    The internalization of the characteristics and modalities of relationship established within a family will gradually build the personality of boys and girls, influencing aspects of their lives such as the choice of a partner, the expression of emotions, among others. Alejandra Vázquez, psychologist, specialist in family violence and member of Surcos Asociación Civil, explains that if you learn that violence is the only possible way to solve interpersonal problems, the interrelation with people from other and new areas will be based on this premise. However, he clarifies that the models of parental bonding are not always reproduced “due to the influence of multiple compensatory factors such as, for example, the influence of a person outside the family who showed a relationship modality through affection” .

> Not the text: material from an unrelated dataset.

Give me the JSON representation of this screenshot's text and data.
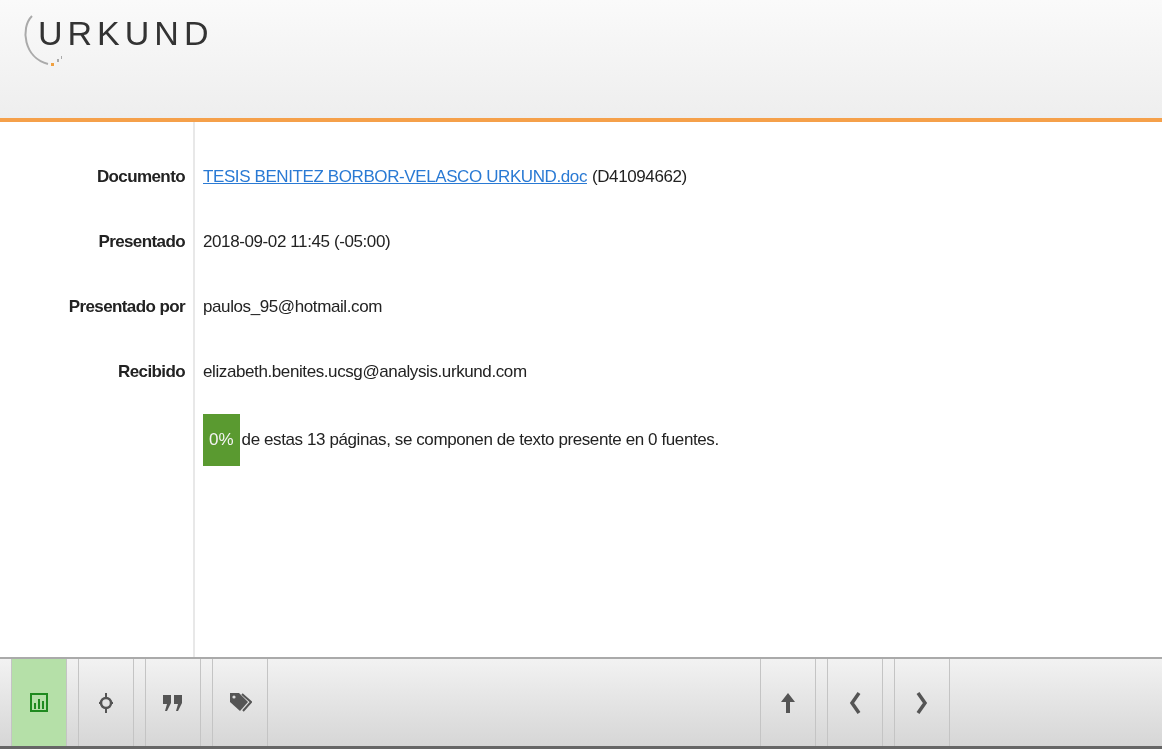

  • Denature situations and learn to put themselves in the other’s place.

    Primary prevention must be aimed at problematizing and distorting stereotypical conceptions of relationships and gender issues. Work to promote social skills such as empathy, assertiveness, and expression of emotions. “Although it is true that in the last five years, with the green wave, great changes have been achieved, especially in the empowerment of girls, in general the level of violence and mistreatment between boys and girls continues to be terrible. In that sense, the ESI could be a great tool because beyond talking about contraceptive methods, it works on these issues, but it is applied in few schools “, considers Gorodisch.
  • Work everything that implies giving consent.

    According to specialists, passing cell phones and controlling themselves is much more frequent than what we would like to see in couple relationships between adolescents, although most of the time it is boys who control girls. “Most girls know about contraception but the prophylactic is not used because they push for unprotected sex as a way to mark possession: ‘Total, you’re mine,’ they say. In some cases, even girls They leave school at the request of their partner, who does not want her to see other boys. We know that seven out of 10 pregnancies are not wanted. It is not generally about ignorance of contraceptive methods, but that the girls are in a position of object and cannot decide “, exemplifies Gorodisch.
  • Talk about these topics aiming for them to be able to connect emotionally.

    It is key to achieve the involvement and commitment of boys and girls. “We know that gender-based violence is bad. To work in prevention, it is necessary not only to face the issues, but to experience them, developing appropriate dynamics so that the emotions that must erupt do so in a careful manner, and that that experience manages to change the thought. The challenge is clear: getting the girls to question their position as an object in relationships and the boys questioning the role of boys in order to change, “concludes Gorodisch.

You can access the Deconstructor and other resources of the Kaleidos Foundation from here.



Publicado en el diario La Nación

(Visitado 28 veces, 1 visitas hoy)